Go es el lenguaje en que están escritos docker, kubernetes, y otros muchísimos proyectos caracterizados por su gran rendimiento y su confiabilidad. Algunos dicen que es la evolución natural de C, ya que es un lenguaje de bajo nivel pero moderno. El lenguaje go es la punta de lanza del retorno a la escena de los lenguajes compilados y con punteros. En esta charla se cubrirán los conceptos básicos de go, y está orientada a gente que sepa programar en otros lenguajes de programación. Se tratará la historia, la estética, la sintaxis, y las primitivas básicas. Se darán pautas para continuar el aprendizaje. Ponente: Rober Morales-Chaparro
It seems to be almost a weekly occurrence that another company makes the news headlines for being hacked and in the process disclosing sensitive user data and company secrets. These security meltdowns can cause catastrophic effects to the company in lost user trust and huge costs putting things right. A nuclear power plant is considered one of the most dangerous things mankind has built, yet they very rarely go wrong. The systems engineering that goes into making nuclear power plants safe is a fascinating topic to study but on the surface it seems entirely irrelevant to PHP developers.

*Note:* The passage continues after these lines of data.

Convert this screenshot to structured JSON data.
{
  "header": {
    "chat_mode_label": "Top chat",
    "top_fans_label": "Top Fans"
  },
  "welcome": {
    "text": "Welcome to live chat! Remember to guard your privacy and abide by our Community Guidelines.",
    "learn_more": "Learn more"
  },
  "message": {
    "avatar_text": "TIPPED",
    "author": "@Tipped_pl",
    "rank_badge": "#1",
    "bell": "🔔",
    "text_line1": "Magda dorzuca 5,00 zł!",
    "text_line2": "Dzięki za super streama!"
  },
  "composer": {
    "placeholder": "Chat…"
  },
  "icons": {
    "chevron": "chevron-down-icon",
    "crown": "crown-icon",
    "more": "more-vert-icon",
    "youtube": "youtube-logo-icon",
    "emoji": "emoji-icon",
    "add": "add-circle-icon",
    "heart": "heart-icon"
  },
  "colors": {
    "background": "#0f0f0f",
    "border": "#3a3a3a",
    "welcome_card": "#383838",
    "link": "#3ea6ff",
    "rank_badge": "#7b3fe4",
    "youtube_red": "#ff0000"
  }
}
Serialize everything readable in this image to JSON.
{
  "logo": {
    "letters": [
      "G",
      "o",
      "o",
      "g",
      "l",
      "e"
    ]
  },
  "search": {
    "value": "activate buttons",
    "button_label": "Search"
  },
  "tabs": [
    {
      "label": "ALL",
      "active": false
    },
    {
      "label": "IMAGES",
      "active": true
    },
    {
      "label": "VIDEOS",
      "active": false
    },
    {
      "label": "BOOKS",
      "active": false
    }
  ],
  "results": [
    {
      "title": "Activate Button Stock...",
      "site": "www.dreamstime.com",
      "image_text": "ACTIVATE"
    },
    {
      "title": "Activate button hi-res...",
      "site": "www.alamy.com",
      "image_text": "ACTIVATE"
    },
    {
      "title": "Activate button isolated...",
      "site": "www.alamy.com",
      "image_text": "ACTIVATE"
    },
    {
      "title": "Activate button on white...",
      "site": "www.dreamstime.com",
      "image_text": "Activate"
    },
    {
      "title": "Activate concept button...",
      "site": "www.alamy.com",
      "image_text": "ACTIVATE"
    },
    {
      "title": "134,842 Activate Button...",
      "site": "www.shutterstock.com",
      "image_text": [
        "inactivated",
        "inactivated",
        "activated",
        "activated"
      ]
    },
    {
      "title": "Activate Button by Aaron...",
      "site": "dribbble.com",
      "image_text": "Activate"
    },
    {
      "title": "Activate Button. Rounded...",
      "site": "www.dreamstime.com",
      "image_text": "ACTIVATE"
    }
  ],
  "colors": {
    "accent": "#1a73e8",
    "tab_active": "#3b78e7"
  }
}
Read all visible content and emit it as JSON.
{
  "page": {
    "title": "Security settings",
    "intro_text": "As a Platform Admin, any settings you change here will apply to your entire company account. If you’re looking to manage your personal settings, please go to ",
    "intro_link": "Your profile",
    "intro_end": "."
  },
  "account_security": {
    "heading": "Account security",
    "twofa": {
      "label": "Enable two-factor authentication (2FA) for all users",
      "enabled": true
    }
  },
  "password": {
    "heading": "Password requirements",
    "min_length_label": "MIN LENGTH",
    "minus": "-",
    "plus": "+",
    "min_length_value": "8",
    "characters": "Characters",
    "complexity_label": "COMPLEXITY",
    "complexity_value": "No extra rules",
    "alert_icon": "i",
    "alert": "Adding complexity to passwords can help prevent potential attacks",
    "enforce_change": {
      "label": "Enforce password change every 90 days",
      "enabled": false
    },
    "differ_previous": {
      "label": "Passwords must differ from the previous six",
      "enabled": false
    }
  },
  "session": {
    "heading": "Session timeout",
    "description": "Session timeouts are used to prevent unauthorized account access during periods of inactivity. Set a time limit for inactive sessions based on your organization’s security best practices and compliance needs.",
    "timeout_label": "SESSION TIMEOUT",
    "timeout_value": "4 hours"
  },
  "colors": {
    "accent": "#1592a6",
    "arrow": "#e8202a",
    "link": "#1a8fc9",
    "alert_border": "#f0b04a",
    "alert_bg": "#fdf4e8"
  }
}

In this talk I'm going to show you how this level of safety is achieved, what happens when it goes wrong and then see what lessons we, as PHP developers, can learn from it to help us secure our applications from meltdown.